> **ACTIVITY**:
Please reproduce all of the entries exactly, without omitting any.

> **AVAILABLE DATA**:
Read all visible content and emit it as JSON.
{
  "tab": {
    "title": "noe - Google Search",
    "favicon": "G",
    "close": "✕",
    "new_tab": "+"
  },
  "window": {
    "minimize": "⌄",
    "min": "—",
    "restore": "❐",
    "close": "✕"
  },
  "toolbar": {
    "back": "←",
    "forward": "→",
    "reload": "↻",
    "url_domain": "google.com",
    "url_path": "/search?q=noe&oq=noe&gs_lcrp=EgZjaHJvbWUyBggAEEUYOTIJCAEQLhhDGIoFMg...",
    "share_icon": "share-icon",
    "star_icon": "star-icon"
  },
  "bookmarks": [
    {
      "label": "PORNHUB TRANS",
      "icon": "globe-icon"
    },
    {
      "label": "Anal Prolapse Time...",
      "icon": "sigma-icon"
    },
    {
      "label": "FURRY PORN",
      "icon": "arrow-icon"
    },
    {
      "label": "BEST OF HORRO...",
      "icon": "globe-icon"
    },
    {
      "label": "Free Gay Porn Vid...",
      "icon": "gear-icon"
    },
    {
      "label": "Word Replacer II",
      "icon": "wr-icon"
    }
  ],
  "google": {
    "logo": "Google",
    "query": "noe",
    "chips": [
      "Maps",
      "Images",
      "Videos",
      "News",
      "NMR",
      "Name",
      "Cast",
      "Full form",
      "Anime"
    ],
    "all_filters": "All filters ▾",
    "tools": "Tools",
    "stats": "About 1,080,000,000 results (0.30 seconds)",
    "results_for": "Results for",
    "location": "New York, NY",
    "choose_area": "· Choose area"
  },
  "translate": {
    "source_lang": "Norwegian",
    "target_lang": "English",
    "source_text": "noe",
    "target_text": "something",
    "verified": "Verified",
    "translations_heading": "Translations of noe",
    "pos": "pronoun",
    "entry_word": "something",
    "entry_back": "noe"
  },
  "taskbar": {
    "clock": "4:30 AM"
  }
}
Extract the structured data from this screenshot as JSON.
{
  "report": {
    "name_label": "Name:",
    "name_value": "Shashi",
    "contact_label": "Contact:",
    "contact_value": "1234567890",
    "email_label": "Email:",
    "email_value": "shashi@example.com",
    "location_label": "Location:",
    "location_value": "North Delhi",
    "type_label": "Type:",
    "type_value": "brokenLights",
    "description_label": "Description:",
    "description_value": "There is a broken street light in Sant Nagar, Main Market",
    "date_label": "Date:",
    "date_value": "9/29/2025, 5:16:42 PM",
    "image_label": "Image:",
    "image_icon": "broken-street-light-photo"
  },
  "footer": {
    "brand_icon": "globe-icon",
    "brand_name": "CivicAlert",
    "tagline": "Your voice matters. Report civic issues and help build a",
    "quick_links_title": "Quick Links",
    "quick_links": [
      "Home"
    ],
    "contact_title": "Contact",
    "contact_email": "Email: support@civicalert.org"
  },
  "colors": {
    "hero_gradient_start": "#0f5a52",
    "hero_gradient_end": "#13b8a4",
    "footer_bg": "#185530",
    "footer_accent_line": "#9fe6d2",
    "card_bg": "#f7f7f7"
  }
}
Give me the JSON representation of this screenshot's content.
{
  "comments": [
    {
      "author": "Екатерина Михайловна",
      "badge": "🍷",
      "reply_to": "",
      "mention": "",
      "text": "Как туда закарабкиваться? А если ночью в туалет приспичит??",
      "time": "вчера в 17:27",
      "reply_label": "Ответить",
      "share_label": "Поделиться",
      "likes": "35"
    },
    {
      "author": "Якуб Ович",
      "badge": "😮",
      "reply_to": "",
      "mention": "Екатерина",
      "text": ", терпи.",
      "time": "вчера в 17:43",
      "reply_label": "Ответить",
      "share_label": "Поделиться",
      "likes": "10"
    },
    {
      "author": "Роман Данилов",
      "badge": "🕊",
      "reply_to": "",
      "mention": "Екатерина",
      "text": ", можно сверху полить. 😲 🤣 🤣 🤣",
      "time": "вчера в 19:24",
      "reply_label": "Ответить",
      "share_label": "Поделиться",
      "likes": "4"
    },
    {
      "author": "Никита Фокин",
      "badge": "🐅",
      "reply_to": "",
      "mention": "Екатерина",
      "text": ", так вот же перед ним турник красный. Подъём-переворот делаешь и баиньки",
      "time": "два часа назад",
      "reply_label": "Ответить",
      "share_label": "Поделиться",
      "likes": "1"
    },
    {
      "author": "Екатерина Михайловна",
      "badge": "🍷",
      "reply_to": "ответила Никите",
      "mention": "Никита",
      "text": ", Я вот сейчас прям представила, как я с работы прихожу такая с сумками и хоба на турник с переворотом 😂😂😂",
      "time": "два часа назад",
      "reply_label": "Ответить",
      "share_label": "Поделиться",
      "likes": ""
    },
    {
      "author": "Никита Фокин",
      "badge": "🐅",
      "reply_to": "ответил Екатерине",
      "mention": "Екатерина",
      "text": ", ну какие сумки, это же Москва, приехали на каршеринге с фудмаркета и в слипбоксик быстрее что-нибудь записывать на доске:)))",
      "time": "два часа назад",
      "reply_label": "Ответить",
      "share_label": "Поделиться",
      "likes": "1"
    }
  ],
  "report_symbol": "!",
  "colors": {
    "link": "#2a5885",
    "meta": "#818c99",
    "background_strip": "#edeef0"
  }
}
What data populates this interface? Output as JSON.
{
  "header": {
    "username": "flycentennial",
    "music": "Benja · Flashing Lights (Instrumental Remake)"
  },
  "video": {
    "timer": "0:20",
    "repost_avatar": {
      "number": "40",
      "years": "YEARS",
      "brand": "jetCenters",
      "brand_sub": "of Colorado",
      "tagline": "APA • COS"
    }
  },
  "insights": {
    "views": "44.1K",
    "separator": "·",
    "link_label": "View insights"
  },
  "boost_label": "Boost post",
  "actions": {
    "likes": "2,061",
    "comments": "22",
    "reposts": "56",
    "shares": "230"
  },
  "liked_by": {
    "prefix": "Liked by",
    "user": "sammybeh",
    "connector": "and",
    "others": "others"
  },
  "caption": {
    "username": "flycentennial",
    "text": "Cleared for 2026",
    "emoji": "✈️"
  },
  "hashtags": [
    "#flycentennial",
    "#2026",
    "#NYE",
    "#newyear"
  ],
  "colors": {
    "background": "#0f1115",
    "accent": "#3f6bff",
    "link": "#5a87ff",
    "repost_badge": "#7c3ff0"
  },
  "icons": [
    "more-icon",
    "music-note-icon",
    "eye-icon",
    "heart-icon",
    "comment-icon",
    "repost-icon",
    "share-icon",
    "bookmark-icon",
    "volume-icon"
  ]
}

> **EXERCISE OUTPUT**:
Read all visible content and emit it as JSON.
{
  "tab": {
    "title": "noe - Google Search",
    "favicon": "G",
    "close": "✕",
    "new_tab": "+"
  },
  "window": {
    "minimize": "⌄",
    "min": "—",
    "restore": "❐",
    "close": "✕"
  },
  "toolbar": {
    "back": "←",
    "forward": "→",
    "reload": "↻",
    "url_domain": "google.com",
    "url_path": "/search?q=noe&oq=noe&gs_lcrp=EgZjaHJvbWUyBggAEEUYOTIJCAEQLhhDGIoFMg...",
    "share_icon": "share-icon",
    "star_icon": "star-icon"
  },
  "bookmarks": [
    {
      "label": "PORNHUB TRANS",
      "icon": "globe-icon"
    },
    {
      "label": "Anal Prolapse Time...",
      "icon": "sigma-icon"
    },
    {
      "label": "FURRY PORN",
      "icon": "arrow-icon"
    },
    {
      "label": "BEST OF HORRO...",
      "icon": "globe-icon"
    },
    {
      "label": "Free Gay Porn Vid...",
      "icon": "gear-icon"
    },
    {
      "label": "Word Replacer II",
      "icon": "wr-icon"
    }
  ],
  "google": {
    "logo": "Google",
    "query": "noe",
    "chips": [
      "Maps",
      "Images",
      "Videos",
      "News",
      "NMR",
      "Name",
      "Cast",
      "Full form",
      "Anime"
    ],
    "all_filters": "All filters ▾",
    "tools": "Tools",
    "stats": "About 1,080,000,000 results (0.30 seconds)",
    "results_for": "Results for",
    "location": "New York, NY",
    "choose_area": "· Choose area"
  },
  "translate": {
    "source_lang": "Norwegian",
    "target_lang": "English",
    "source_text": "noe",
    "target_text": "something",
    "verified": "Verified",
    "translations_heading": "Translations of noe",
    "pos": "pronoun",
    "entry_word": "something",
    "entry_back": "noe"
  },
  "taskbar": {
    "clock": "4:30 AM"
  }
}
Extract the structured data from this screenshot as JSON.
{
  "report": {
    "name_label": "Name:",
    "name_value": "Shashi",
    "contact_label": "Contact:",
    "contact_value": "1234567890",
    "email_label": "Email:",
    "email_value": "shashi@example.com",
    "location_label": "Location:",
    "location_value": "North Delhi",
    "type_label": "Type:",
    "type_value": "brokenLights",
    "description_label": "Description:",
    "description_value": "There is a broken street light in Sant Nagar, Main Market",
    "date_label": "Date:",
    "date_value": "9/29/2025, 5:16:42 PM",
    "image_label": "Image:",
    "image_icon": "broken-street-light-photo"
  },
  "footer": {
    "brand_icon": "globe-icon",
    "brand_name": "CivicAlert",
    "tagline": "Your voice matters. Report civic issues and help build a",
    "quick_links_title": "Quick Links",
    "quick_links": [
      "Home"
    ],
    "contact_title": "Contact",
    "contact_email": "Email: support@civicalert.org"
  },
  "colors": {
    "hero_gradient_start": "#0f5a52",
    "hero_gradient_end": "#13b8a4",
    "footer_bg": "#185530",
    "footer_accent_line": "#9fe6d2",
    "card_bg": "#f7f7f7"
  }
}
Give me the JSON representation of this screenshot's content.
{
  "comments": [
    {
      "author": "Екатерина Михайловна",
      "badge": "🍷",
      "reply_to": "",
      "mention": "",
      "text": "Как туда закарабкиваться? А если ночью в туалет приспичит??",
      "time": "вчера в 17:27",
      "reply_label": "Ответить",
      "share_label": "Поделиться",
      "likes": "35"
    },
    {
      "author": "Якуб Ович",
      "badge": "😮",
      "reply_to": "",
      "mention": "Екатерина",
      "text": ", терпи.",
      "time": "вчера в 17:43",
      "reply_label": "Ответить",
      "share_label": "Поделиться",
      "likes": "10"
    },
    {
      "author": "Роман Данилов",
      "badge": "🕊",
      "reply_to": "",
      "mention": "Екатерина",
      "text": ", можно сверху полить. 😲 🤣 🤣 🤣",
      "time": "вчера в 19:24",
      "reply_label": "Ответить",
      "share_label": "Поделиться",
      "likes": "4"
    },
    {
      "author": "Никита Фокин",
      "badge": "🐅",
      "reply_to": "",
      "mention": "Екатерина",
      "text": ", так вот же перед ним турник красный. Подъём-переворот делаешь и баиньки",
      "time": "два часа назад",
      "reply_label": "Ответить",
      "share_label": "Поделиться",
      "likes": "1"
    },
    {
      "author": "Екатерина Михайловна",
      "badge": "🍷",
      "reply_to": "ответила Никите",
      "mention": "Никита",
      "text": ", Я вот сейчас прям представила, как я с работы прихожу такая с сумками и хоба на турник с переворотом 😂😂😂",
      "time": "два часа назад",
      "reply_label": "Ответить",
      "share_label": "Поделиться",
      "likes": ""
    },
    {
      "author": "Никита Фокин",
      "badge": "🐅",
      "reply_to": "ответил Екатерине",
      "mention": "Екатерина",
      "text": ", ну какие сумки, это же Москва, приехали на каршеринге с фудмаркета и в слипбоксик быстрее что-нибудь записывать на доске:)))",
      "time": "два часа назад",
      "reply_label": "Ответить",
      "share_label": "Поделиться",
      "likes": "1"
    }
  ],
  "report_symbol": "!",
  "colors": {
    "link": "#2a5885",
    "meta": "#818c99",
    "background_strip": "#edeef0"
  }
}
What data populates this interface? Output as JSON.
{
  "header": {
    "username": "flycentennial",
    "music": "Benja · Flashing Lights (Instrumental Remake)"
  },
  "video": {
    "timer": "0:20",
    "repost_avatar": {
      "number": "40",
      "years": "YEARS",
      "brand": "jetCenters",
      "brand_sub": "of Colorado",
      "tagline": "APA • COS"
    }
  },
  "insights": {
    "views": "44.1K",
    "separator": "·",
    "link_label": "View insights"
  },
  "boost_label": "Boost post",
  "actions": {
    "likes": "2,061",
    "comments": "22",
    "reposts": "56",
    "shares": "230"
  },
  "liked_by": {
    "prefix": "Liked by",
    "user": "sammybeh",
    "connector": "and",
    "others": "others"
  },
  "caption": {
    "username": "flycentennial",
    "text": "Cleared for 2026",
    "emoji": "✈️"
  },
  "hashtags": [
    "#flycentennial",
    "#2026",
    "#NYE",
    "#newyear"
  ],
  "colors": {
    "background": "#0f1115",
    "accent": "#3f6bff",
    "link": "#5a87ff",
    "repost_badge": "#7c3ff0"
  },
  "icons": [
    "more-icon",
    "music-note-icon",
    "eye-icon",
    "heart-icon",
    "comment-icon",
    "repost-icon",
    "share-icon",
    "bookmark-icon",
    "volume-icon"
  ]
}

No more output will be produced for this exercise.